Given that sea surface temperatures were about 0.7 degrees warmer than today, the team calculated that even if the warmer temperatures reached all the way down to 2,000 meters depth – more than 6,500 feet, which is highly unlikely – expansion would have accounted for no more than 40 centimeters, less than a foot and a half.
"That means almost all of the substantial sea level rise in the Last Interglacial must have come from the large ice sheets, with only a small contribution from melted mountain glaciers and small ice caps," McKay said.
According to co-author Bette Otto-Bliesner, senior scientist at the National Center for Atmospheric Research (NCAR) in Boulder, Colo., getting the same estimate of the role ocean expansion played on sea level rise increases confidence in the data and the climate models.
"The models allow us to attribute changes we observe in the paleoclimate record to the physical mechanisms that caused those changes," Otto-Bliesner said. "This helps tremendously in being able to distinguish mere correlations from cause-and-effect relationships."

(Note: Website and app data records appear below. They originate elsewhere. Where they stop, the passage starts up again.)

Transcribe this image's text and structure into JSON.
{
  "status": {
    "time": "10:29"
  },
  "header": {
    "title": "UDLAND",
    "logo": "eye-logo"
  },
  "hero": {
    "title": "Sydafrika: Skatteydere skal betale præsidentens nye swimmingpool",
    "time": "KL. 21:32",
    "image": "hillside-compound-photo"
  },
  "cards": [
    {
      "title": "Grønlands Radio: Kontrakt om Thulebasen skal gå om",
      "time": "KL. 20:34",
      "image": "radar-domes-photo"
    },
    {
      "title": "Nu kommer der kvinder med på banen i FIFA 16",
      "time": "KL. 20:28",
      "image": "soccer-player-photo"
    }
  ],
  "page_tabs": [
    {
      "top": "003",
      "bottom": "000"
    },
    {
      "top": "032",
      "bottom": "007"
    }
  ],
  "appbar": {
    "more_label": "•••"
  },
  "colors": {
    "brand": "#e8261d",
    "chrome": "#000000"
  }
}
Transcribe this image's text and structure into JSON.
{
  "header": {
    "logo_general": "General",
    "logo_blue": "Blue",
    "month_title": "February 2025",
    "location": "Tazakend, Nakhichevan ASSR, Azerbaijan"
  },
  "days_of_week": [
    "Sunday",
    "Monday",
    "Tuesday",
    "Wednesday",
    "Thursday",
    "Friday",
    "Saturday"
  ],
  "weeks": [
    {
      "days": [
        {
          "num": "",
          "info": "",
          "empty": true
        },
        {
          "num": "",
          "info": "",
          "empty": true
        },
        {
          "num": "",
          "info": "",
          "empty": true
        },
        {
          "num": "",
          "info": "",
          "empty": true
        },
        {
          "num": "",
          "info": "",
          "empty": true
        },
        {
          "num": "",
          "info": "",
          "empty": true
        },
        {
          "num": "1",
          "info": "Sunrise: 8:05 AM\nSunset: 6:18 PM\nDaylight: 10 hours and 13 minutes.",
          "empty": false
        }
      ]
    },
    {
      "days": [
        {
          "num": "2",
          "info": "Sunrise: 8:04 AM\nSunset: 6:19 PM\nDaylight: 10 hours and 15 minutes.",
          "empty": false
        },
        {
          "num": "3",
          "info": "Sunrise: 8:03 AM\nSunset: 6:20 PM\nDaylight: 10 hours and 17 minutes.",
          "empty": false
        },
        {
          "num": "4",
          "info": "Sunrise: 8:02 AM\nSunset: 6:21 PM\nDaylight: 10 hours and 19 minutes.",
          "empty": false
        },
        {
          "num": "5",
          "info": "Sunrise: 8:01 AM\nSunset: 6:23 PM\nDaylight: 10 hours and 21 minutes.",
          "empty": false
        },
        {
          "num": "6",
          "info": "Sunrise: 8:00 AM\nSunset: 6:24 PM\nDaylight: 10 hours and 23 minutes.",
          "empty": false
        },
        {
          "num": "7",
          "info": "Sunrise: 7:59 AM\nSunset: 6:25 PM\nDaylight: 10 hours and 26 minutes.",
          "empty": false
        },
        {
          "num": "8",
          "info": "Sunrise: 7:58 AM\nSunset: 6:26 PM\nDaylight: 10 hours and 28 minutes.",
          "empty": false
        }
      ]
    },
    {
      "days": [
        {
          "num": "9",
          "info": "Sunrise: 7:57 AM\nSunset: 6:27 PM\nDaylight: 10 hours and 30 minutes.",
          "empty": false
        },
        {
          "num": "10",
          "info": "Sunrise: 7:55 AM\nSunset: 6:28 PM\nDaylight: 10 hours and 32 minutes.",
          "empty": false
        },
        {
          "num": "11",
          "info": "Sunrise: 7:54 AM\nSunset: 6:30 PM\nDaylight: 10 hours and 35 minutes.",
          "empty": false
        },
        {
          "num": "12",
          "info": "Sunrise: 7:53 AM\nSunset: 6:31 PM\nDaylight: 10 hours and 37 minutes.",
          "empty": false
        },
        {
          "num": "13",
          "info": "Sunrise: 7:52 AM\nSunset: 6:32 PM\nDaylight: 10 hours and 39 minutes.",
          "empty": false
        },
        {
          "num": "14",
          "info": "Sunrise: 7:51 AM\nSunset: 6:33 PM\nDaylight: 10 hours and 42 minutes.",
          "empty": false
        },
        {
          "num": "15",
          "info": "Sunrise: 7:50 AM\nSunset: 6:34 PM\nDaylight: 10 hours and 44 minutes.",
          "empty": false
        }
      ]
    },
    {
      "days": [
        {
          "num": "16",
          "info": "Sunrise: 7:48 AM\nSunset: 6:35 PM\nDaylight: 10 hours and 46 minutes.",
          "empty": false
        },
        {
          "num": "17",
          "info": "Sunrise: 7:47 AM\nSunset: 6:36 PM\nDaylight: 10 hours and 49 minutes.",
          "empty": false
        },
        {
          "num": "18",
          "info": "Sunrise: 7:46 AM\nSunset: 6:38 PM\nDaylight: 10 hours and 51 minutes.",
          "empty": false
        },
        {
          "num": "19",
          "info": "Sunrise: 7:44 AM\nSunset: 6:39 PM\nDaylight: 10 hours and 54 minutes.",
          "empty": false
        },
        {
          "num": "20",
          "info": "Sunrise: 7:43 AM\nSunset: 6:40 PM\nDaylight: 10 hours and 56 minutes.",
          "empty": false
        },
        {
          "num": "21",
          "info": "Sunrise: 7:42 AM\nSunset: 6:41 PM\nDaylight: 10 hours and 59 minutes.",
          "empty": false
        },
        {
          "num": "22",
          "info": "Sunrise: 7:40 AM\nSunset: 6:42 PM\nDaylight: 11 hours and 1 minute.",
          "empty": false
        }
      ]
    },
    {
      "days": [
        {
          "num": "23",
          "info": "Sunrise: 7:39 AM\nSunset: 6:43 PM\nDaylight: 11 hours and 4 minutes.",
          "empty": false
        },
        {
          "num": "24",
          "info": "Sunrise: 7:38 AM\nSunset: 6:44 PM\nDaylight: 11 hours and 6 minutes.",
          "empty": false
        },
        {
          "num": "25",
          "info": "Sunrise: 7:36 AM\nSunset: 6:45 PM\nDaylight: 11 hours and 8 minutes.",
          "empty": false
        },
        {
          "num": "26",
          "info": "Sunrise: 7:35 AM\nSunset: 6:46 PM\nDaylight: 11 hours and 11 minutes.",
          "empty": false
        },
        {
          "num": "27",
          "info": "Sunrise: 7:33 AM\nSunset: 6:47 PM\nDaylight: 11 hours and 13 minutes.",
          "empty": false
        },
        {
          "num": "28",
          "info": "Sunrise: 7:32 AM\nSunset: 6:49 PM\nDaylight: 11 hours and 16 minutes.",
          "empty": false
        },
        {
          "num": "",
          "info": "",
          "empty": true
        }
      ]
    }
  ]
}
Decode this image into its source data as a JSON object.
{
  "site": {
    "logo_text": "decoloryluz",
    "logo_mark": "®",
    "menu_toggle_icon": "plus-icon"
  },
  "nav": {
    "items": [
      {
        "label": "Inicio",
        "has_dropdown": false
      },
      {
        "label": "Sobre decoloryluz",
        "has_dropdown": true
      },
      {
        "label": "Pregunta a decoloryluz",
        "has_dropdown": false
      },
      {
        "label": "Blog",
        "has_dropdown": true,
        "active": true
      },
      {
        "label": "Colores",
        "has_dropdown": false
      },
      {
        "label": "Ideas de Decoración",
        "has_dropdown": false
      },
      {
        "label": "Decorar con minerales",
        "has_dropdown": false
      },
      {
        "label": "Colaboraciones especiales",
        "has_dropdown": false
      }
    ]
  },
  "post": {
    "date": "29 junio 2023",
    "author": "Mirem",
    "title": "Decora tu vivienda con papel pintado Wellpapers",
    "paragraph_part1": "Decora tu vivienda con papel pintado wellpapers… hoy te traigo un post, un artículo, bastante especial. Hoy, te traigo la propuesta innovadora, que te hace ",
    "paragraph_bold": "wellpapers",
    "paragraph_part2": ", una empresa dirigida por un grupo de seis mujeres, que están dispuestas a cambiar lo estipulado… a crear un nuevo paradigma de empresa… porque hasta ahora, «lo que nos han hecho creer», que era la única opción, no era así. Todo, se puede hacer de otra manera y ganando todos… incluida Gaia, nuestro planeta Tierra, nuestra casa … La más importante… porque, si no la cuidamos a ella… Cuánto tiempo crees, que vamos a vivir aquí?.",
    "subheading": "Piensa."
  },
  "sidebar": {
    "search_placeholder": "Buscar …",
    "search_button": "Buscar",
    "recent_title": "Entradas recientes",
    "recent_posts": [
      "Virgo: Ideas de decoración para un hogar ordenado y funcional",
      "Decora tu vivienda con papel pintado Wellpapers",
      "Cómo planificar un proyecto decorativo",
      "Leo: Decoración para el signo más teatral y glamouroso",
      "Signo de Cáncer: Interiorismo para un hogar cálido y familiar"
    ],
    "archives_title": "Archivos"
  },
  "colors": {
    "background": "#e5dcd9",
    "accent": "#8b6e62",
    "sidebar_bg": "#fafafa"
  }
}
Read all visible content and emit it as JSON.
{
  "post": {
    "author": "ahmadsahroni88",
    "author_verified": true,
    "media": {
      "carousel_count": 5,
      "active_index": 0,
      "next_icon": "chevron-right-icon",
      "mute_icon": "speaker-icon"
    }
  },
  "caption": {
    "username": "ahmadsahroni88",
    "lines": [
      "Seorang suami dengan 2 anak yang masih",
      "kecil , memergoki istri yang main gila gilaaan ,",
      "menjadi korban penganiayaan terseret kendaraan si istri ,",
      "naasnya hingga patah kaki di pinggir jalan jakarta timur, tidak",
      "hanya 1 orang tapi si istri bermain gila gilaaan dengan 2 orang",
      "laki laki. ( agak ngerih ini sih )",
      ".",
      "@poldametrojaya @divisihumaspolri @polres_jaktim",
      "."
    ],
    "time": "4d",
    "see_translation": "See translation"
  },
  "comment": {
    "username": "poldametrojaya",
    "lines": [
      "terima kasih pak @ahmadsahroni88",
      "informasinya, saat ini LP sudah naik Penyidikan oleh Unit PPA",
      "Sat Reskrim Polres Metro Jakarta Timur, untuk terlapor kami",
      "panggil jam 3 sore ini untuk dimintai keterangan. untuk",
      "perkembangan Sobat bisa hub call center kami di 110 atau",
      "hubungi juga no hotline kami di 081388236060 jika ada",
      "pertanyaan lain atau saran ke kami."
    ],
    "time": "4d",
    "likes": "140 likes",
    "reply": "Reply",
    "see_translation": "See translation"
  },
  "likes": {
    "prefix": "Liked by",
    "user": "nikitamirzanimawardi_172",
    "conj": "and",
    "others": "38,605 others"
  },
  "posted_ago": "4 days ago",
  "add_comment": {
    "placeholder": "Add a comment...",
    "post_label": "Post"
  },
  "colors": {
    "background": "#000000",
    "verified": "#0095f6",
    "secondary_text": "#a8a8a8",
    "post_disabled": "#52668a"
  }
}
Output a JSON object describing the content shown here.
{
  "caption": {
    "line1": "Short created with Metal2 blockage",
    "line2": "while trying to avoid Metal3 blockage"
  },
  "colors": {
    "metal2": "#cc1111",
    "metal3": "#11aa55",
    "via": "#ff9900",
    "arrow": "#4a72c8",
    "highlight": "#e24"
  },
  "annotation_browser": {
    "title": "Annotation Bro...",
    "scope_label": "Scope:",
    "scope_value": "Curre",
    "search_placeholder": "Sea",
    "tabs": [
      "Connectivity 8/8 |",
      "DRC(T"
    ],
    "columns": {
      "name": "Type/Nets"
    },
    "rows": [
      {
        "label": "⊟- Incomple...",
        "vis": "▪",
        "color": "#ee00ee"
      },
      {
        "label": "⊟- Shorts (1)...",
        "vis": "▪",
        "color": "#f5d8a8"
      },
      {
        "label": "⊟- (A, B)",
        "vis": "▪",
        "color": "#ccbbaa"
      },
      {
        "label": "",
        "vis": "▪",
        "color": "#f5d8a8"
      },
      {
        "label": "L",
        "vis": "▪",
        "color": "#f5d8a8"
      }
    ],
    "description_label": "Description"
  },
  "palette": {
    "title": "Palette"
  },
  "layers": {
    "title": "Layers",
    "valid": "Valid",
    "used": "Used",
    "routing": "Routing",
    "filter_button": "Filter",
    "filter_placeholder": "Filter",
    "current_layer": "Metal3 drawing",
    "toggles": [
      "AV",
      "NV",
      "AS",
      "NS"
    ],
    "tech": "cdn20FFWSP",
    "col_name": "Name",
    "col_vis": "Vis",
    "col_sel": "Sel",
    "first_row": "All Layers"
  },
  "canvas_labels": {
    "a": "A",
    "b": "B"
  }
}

The authors cautioned that past evidence is not a prediction of the future, mostly because global temperatures during the Last Interglacial were driven by changes in the Earth's orbit around the sun. However, current global warming is driven by increasing greenhouse gas concentrations.
The seasonal differences between the northern and the southern hemispheres were more pronounced during the Last Interglacial than they will be in the future.
"We expect something quite different for the future because we're not changing things seasonally, we're warming the globe in all seasons," McKay said.
"The question is, when we think about warming on a global scale and contemplate letting the climate system change to a new warmer state, what would we expect for the ice sheets and sea levels based on the paleoclimate record? The Last Interglacial is the most recent time when sea levels were much higher and it's a time for which we have lots of data," McKay added.
"The message is that the last time glaciers and ice sheets melted, sea levels rose by more than eight meters. Much of the world's population lives relatively close to sea level. This is going to have huge impacts, especially on poor countries," he added.
"If you live a meter above sea level, it's irrelevant what causes the rise. Whether sea levels are rising for natural reasons or for anthropogenic reasons, you're still going to be under water sooner or later."